– We left Columbus yesterday the 21 December. at 12 past 2 – and I am now on board the Southerner a new boat – with 40 Horses – belonging to the travelling circus – and about 20 to 30 men constituting the company – I am truly in fine society – it permits me to see a little of the world – but I am out from among them & separate & I thank my gracious God that it is so – and and savour to think “who hath made thee to differ?” – but I must stop & reserve the rest of this paper until I reach Mobile.

– Mobile Thursday 24th Decr – I arrived here safely this morning at 8 o Clock – we had a pleasant day yesterday – which passed without incident – and I was taken quite by surprise to find shortly after my rising this morning that we were in sight of Mobile – this is a fine city – well laid out – but like all our other cities & places suffering greatly under the pressure of the times. – On my arrival here this morning I was disappointed in only finding that two letters from N. Y. had preceded me – of the 10 & 11 Inst. – but this days mail which arrived at noon – brought me two letters one from Mary Mulligan who is at Rochester & another from Sarah Lamb this the first I have received from her – dated 14th on the outside of the one postmarked 12th Jeremiah says “We have just got a letter from Marshall of the 30th ulto all well!” – and recommends my directing to you in Detroit, which I now do.

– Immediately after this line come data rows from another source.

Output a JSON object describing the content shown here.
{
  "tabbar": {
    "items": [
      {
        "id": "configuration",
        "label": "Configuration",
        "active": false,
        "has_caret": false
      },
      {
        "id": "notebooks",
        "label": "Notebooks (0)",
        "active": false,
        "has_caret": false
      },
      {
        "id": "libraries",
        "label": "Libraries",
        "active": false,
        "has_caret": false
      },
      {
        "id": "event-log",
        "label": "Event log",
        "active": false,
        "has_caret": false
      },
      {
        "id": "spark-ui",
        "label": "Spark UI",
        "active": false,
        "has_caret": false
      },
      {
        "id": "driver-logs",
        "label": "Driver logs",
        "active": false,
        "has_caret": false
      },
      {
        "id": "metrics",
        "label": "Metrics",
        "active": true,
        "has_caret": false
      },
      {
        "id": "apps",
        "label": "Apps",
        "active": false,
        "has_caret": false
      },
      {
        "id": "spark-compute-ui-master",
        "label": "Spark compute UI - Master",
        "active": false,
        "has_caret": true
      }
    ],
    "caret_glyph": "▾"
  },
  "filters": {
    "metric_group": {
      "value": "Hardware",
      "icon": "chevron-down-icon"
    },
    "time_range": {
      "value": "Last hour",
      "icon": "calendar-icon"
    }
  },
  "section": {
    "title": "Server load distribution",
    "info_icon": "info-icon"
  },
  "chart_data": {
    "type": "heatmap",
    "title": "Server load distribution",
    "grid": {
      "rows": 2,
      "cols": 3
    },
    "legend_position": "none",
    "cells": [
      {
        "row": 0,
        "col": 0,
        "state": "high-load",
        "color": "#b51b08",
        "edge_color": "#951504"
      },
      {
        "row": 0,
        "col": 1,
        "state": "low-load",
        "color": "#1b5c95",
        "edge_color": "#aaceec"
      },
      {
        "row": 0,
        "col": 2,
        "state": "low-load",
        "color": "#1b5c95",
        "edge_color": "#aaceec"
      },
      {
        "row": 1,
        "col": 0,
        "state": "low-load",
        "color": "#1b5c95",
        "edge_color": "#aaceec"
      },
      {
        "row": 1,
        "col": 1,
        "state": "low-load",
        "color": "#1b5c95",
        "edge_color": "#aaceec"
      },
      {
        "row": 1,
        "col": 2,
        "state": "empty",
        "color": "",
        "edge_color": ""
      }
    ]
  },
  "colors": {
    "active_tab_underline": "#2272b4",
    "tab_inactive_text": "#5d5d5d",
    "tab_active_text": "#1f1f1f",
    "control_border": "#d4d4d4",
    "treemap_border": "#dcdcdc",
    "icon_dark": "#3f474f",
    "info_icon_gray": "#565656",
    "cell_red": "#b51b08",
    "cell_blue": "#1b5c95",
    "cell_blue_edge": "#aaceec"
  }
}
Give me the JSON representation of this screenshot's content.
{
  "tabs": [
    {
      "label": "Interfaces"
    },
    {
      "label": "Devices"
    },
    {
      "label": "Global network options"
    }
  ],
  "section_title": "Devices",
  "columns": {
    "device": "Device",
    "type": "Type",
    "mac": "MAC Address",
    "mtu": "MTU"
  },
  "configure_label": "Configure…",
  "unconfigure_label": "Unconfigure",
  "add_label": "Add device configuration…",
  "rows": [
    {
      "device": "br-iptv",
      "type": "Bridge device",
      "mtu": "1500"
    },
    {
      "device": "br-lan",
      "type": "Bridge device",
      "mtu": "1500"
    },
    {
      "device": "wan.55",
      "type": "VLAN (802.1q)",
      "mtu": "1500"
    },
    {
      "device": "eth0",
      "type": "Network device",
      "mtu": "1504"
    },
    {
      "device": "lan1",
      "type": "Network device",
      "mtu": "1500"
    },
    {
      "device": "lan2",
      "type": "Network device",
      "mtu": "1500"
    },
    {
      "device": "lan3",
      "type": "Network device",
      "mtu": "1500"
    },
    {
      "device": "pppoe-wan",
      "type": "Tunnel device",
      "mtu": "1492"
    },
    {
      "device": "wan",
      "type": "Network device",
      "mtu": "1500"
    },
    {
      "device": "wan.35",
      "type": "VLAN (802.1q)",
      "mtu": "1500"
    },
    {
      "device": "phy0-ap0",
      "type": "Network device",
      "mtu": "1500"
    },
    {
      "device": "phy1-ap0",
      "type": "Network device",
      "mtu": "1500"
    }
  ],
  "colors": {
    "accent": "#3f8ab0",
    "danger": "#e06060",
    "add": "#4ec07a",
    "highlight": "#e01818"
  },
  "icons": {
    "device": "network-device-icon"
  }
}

– I hope your intention of writing to me – has not been deferred – those particulars about the Caldwell farm – I should like to receive very much – I am gratified to learn – that you are pleased with the appearance of things there. – I have been round with my letters of introduction – and called upon some people whom I know here – it has been a fine day. – there is a peculiarity in this climate when the sun is up it is mild & genial – but at night & in the mornings & evenings the weather is extremely cold – with frost. – and it is a cold that pierces through & through. – In asking you to write to me – I suppose it is hardly worth while to ask a letter to be directed any where but at home – yet unless I am specially wanted I think it will be the 1st Feby or a little later before I am back to that abode of delights – but do write to me on receipt of this – and send it to New York & tell them to forward it where I may be.

– You cannot tell how I am cheered by any letters today to learn that your dear mother is so much more comfortable. – I expect to be here until Monday then go to New Orleans which we reach by Steamboat in 14 hours – then return here & back the same way I came to Savannah – then to Charleston & so on towards home.

– Ever Your affectionate father M O Masters. If not too late I would wish you a merry X.mas. how will it be with me, think you? –

Lost Faces Ancestor Photos from the 1800s

Wishing you had an ancestor photograph? Check out the 1800s photographs and antique photo albums on Lost Faces. There are over 3,500 photos in this growing genealogy collection

Notes: Letter to Mrs. Henry W. “Martha” Taylor, Care of C. C. Trowbridge, Esqr., Detroit, Michigan, from her father, M. O. Masters, Montgomery, Alabama, December 20 and 24, 1840; postmarked Mobile, Alabama; from the Phillip F. Schlee Collection.



URL is   All rights reserved. Website © Lorine McGinnis Schulze

FAQ - - Search - Contact Lorine at (Change the AT to @ in the email address) - Copyright - Partner Sites - Site Map - Privacy Policy